Officially launching the pilot program that will be implemented at Fentale Wereda, Oromia Regional State, Alemayehu Tegenu Water, Irrigation and Energy (MoWIE) Minister said the emphasis on developing the nation’s renewable source of energy is one of the major targets of the country.
According to him, the overriding development agenda of the country is to sustain rapid and broad based economic progress. In this regard, significant results are being registered.
During the GTP II emphasis will be given to the utilization of improved technologies that speed up environmental friendly technological transformation, he said.
Alemayehu further noted that, using progressive and sustainable environmentally friendly technologies, the country aspires to register remarkable economic growth thus marching to make poverty history, the Minister added.
According to him, access to social services has increased and the level of poverty is diminishing from time to time.
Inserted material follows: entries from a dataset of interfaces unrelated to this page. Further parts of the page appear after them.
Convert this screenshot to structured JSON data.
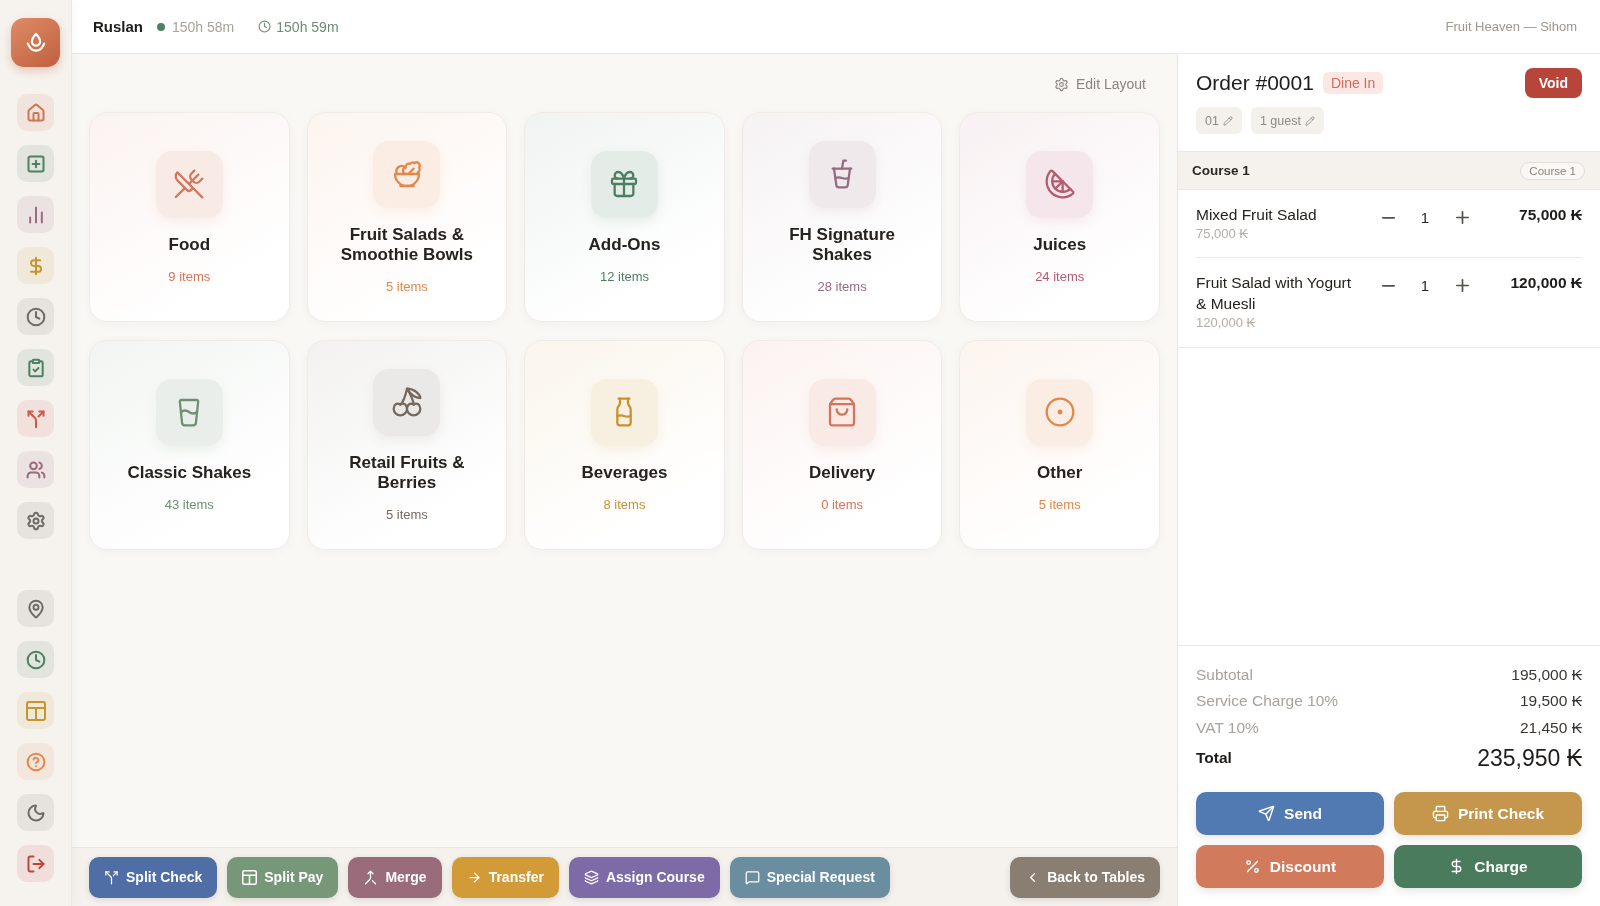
{
  "sidebar": {
    "top_items": [
      {
        "color": "#cf7556"
      },
      {
        "color": "#4e8062"
      },
      {
        "color": "#9a6a80"
      },
      {
        "color": "#c7952f"
      },
      {
        "color": "#6f6a65"
      },
      {
        "color": "#4e8062"
      },
      {
        "color": "#d0574a"
      },
      {
        "color": "#9a6a80"
      },
      {
        "color": "#6f6a65"
      }
    ],
    "bottom_items": [
      {
        "color": "#6f6a65"
      },
      {
        "color": "#4e8062"
      },
      {
        "color": "#c7952f"
      },
      {
        "color": "#e0894f"
      },
      {
        "color": "#6f6a65"
      },
      {
        "color": "#c0443c"
      }
    ]
  },
  "top_bar": {
    "user": "Ruslan",
    "session_time": "150h 58m",
    "clock_time": "150h 59m",
    "store": "Fruit Heaven — Sihom"
  },
  "main": {
    "edit_layout": "Edit Layout",
    "categories": [
      {
        "name": "Food",
        "count": "9 items",
        "color": "#d2775a"
      },
      {
        "name": "Fruit Salads & Smoothie Bowls",
        "count": "5 items",
        "color": "#e2884c"
      },
      {
        "name": "Add-Ons",
        "count": "12 items",
        "color": "#4e7e62"
      },
      {
        "name": "FH Signature Shakes",
        "count": "28 items",
        "color": "#956b80"
      },
      {
        "name": "Juices",
        "count": "24 items",
        "color": "#b65a70"
      },
      {
        "name": "Classic Shakes",
        "count": "43 items",
        "color": "#6e8f72"
      },
      {
        "name": "Retail Fruits & Berries",
        "count": "5 items",
        "color": "#75695f"
      },
      {
        "name": "Beverages",
        "count": "8 items",
        "color": "#c8922e"
      },
      {
        "name": "Delivery",
        "count": "0 items",
        "color": "#d4745a"
      },
      {
        "name": "Other",
        "count": "5 items",
        "color": "#e0874c"
      }
    ]
  },
  "toolbar": {
    "actions": [
      {
        "label": "Split Check",
        "color": "#4f6ea6"
      },
      {
        "label": "Split Pay",
        "color": "#779878"
      },
      {
        "label": "Merge",
        "color": "#9a6b7b"
      },
      {
        "label": "Transfer",
        "color": "#d39b38"
      },
      {
        "label": "Assign Course",
        "color": "#7c6ba6"
      },
      {
        "label": "Special Request",
        "color": "#6a8d9f"
      }
    ],
    "back": "Back to Tables"
  },
  "order": {
    "title": "Order #0001",
    "type": "Dine In",
    "void": "Void",
    "tags": [
      "01",
      "1 guest"
    ],
    "course": {
      "label": "Course 1",
      "badge": "Course 1"
    },
    "items": [
      {
        "name": "Mixed Fruit Salad",
        "unit_price": "75,000 ₭",
        "quantity": "1",
        "total": "75,000 ₭"
      },
      {
        "name": "Fruit Salad with Yogurt & Muesli",
        "unit_price": "120,000 ₭",
        "quantity": "1",
        "total": "120,000 ₭"
      }
    ],
    "summary": [
      {
        "label": "Subtotal",
        "value": "195,000 ₭"
      },
      {
        "label": "Service Charge 10%",
        "value": "19,500 ₭"
      },
      {
        "label": "VAT 10%",
        "value": "21,450 ₭"
      }
    ],
    "total": {
      "label": "Total",
      "value": "235,950 ₭"
    },
    "actions": [
      {
        "label": "Send",
        "color": "#517ab2"
      },
      {
        "label": "Print Check",
        "color": "#c4974c"
      },
      {
        "label": "Discount",
        "color": "#d27a5c"
      },
      {
        "label": "Charge",
        "color": "#4a7b5c"
      }
    ]
  }
}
Besides expanding rural electrification, technologies like Ultra-Low Head Micro Hydro Power are significant to increase agricultural productivity, job creation and create value chain among different economic sectors.
Alemayehu also said in an effort to achieve economic progress the United Nations Industrial Development Organization, UNIDO, is contributing a lot to the industrial development of Ethiopia.
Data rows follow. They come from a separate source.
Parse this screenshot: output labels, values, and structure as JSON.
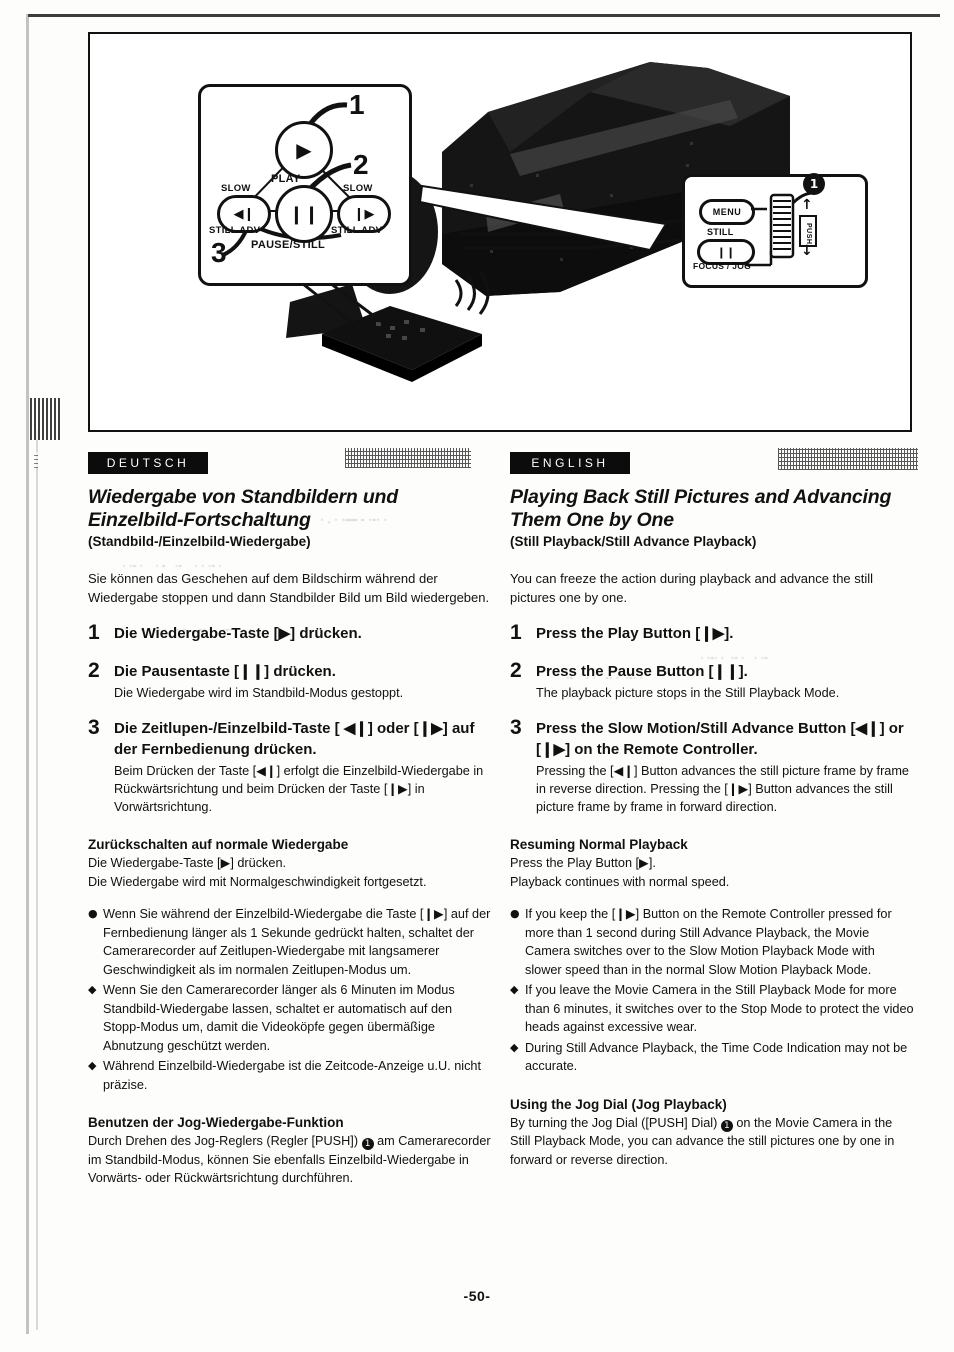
{
  "page": {
    "number": "-50-"
  },
  "illustration": {
    "remote_callout": {
      "name": "remote-control-buttons-callout",
      "play_label": "PLAY",
      "pause_label": "PAUSE/STILL",
      "slow_label_left": "SLOW",
      "still_adv_label_left": "STILL ADV",
      "slow_label_right": "SLOW",
      "still_adv_label_right": "STILL ADV",
      "callout_1": "1",
      "callout_2": "2",
      "callout_3": "3",
      "play_glyph": "▶",
      "pause_glyph": "❙❙",
      "rev_glyph": "◀❙",
      "fwd_glyph": "❙▶"
    },
    "camera_callout": {
      "name": "camera-jog-dial-callout",
      "menu_label": "MENU",
      "still_label": "STILL",
      "still_glyph": "❙❙",
      "focus_jog_label": "FOCUS / JOG",
      "push_label": "PUSH",
      "callout_1": "1",
      "up_arrow": "↑",
      "down_arrow": "↓"
    }
  },
  "german": {
    "lang_bar": "DEUTSCH",
    "title": "Wiedergabe von Standbildern und Einzelbild-Fortschaltung",
    "subtitle": "(Standbild-/Einzelbild-Wiedergabe)",
    "intro": "Sie können das Geschehen auf dem Bildschirm während der Wiedergabe stoppen und dann Standbilder Bild um Bild wiedergeben.",
    "steps": [
      {
        "num": "1",
        "head": "Die Wiedergabe-Taste [▶] drücken.",
        "body": ""
      },
      {
        "num": "2",
        "head": "Die Pausentaste [❙❙] drücken.",
        "body": "Die Wiedergabe wird im Standbild-Modus gestoppt."
      },
      {
        "num": "3",
        "head": "Die Zeitlupen-/Einzelbild-Taste [ ◀❙] oder [❙▶] auf der Fernbedienung drücken.",
        "body": "Beim Drücken der Taste [◀❙] erfolgt die Einzelbild-Wiedergabe in Rückwärtsrichtung und beim Drücken der Taste [❙▶] in Vorwärtsrichtung."
      }
    ],
    "resume_heading": "Zurückschalten auf normale Wiedergabe",
    "resume_line1": "Die Wiedergabe-Taste [▶] drücken.",
    "resume_line2": "Die Wiedergabe wird mit Normalgeschwindigkeit fortgesetzt.",
    "notes": [
      {
        "marker": "●",
        "text": "Wenn Sie während der Einzelbild-Wiedergabe die Taste [❙▶] auf der Fernbedienung länger als 1 Sekunde gedrückt halten, schaltet der Camerarecorder auf Zeitlupen-Wiedergabe mit langsamerer Geschwindigkeit als im normalen Zeitlupen-Modus um."
      },
      {
        "marker": "◆",
        "text": "Wenn Sie den Camerarecorder länger als 6 Minuten im Modus Standbild-Wiedergabe lassen, schaltet er automatisch auf den Stopp-Modus um, damit die Videoköpfe gegen übermäßige Abnutzung geschützt werden."
      },
      {
        "marker": "◆",
        "text": "Während Einzelbild-Wiedergabe ist die Zeitcode-Anzeige u.U. nicht präzise."
      }
    ],
    "jog_heading": "Benutzen der Jog-Wiedergabe-Funktion",
    "jog_body_pre": "Durch Drehen des Jog-Reglers (Regler [PUSH]) ",
    "jog_marker": "1",
    "jog_body_post": " am Camerarecorder im Standbild-Modus, können Sie ebenfalls Einzelbild-Wiedergabe in Vorwärts- oder Rückwärtsrichtung durchführen."
  },
  "english": {
    "lang_bar": "ENGLISH",
    "title": "Playing Back Still Pictures and Advancing Them One by One",
    "subtitle": "(Still Playback/Still Advance Playback)",
    "intro": "You can freeze the action during playback and advance the still pictures one by one.",
    "steps": [
      {
        "num": "1",
        "head": "Press the Play Button [❙▶].",
        "body": ""
      },
      {
        "num": "2",
        "head": "Press the Pause Button [❙❙].",
        "body": "The playback picture stops in the Still Playback Mode."
      },
      {
        "num": "3",
        "head": "Press the Slow Motion/Still Advance Button [◀❙] or [❙▶] on the Remote Controller.",
        "body": "Pressing the [◀❙] Button advances the still picture frame by frame in reverse direction. Pressing the [❙▶] Button advances the still picture frame by frame in forward direction."
      }
    ],
    "resume_heading": "Resuming Normal Playback",
    "resume_line1": "Press the Play Button [▶].",
    "resume_line2": "Playback continues with normal speed.",
    "notes": [
      {
        "marker": "●",
        "text": "If you keep the [❙▶] Button on the Remote Controller pressed for more than 1 second during Still Advance Playback, the Movie Camera switches over to the Slow Motion Playback Mode with slower speed than in the normal Slow Motion Playback Mode."
      },
      {
        "marker": "◆",
        "text": "If you leave the Movie Camera in the Still Playback Mode for more than 6 minutes, it switches over to the Stop Mode to protect the video heads against excessive wear."
      },
      {
        "marker": "◆",
        "text": "During Still Advance Playback, the Time Code Indication may not be accurate."
      }
    ],
    "jog_heading": "Using the Jog Dial (Jog Playback)",
    "jog_body_pre": "By turning the Jog Dial ([PUSH] Dial) ",
    "jog_marker": "1",
    "jog_body_post": " on the Movie Camera in the Still Playback Mode, you can advance the still pictures one by one in forward or reverse direction."
  }
}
Speaking on his part, Kazuhiro Suzuki, Ambassador of Japan to Ethiopia stated that, Japan is working hard to improve the energy situation in Ethiopia through various schemes.
According to Suzuki, as part of its scheme Japan is providing support to Ethiopia in the field of climate change through formulation of plans related to water supply and resources, as well as through projects aimed to improve water supply, hygiene, and livelihoods in rural areas.
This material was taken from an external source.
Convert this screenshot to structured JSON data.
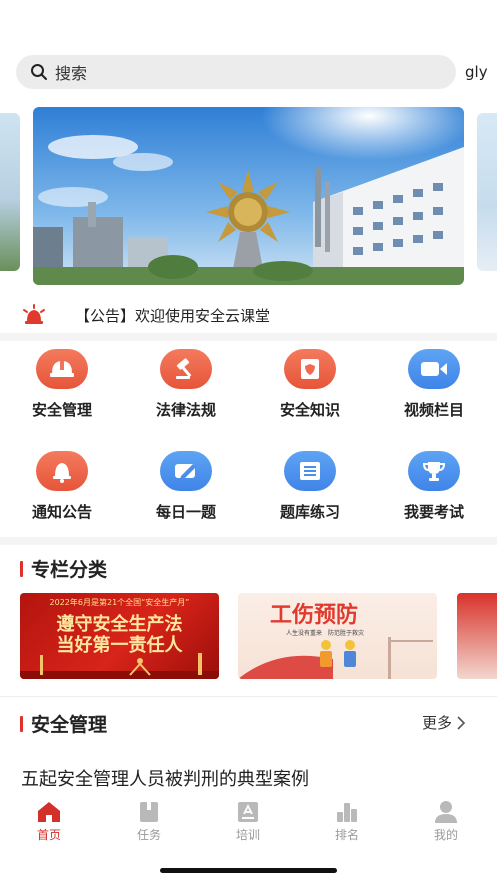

He also said that “Japan is working hard to improve the energy situation in Ethiopia. This will be accomplished in the future by joint efforts of both private and public sectors, including Small and Medium Enterprises (SMEs), so that Japan as a whole, can tackle various challenges associated with developing and implementing a new technology hand in hand with Ethiopia, for the sake of global environmental conservation.”
Suzuki said, Ethiopia is the first among African countries that signed a bilateral document with Japan on the Joint Crediting Mechanisms (JCM), which enhances the reduction of carbon emission.
The UNIDO Project in Fentale has been implemented to formulate specific projects under JCM, he said.
Acknowledging Ethiopian economic progress, Jean Bagambanya Bakole, UNIDO Representative and Director of Regional Office in Ethiopia said that UNIDO is glad to be associated with the process of Ethiopia’s transformation which is indeed an African home grown development success story.
Oromia Water Mineral and Energy Bureau Head Motuma Mekasa, said at the event that, in addition to increasing agricultural produces, when the project is implemented, it will open another window of hope to access modern and clean energy.
“This will definitely improve the life of the population. When scaled up, it will improve the life of millions who live far from the Grid,” Motuma said.
Enhancing local capacity and promoting ultra-low head micro hydro power technologies for productive uses in Ethiopia Project is a program funded by through the technical cooperation of UNIDO. (EH)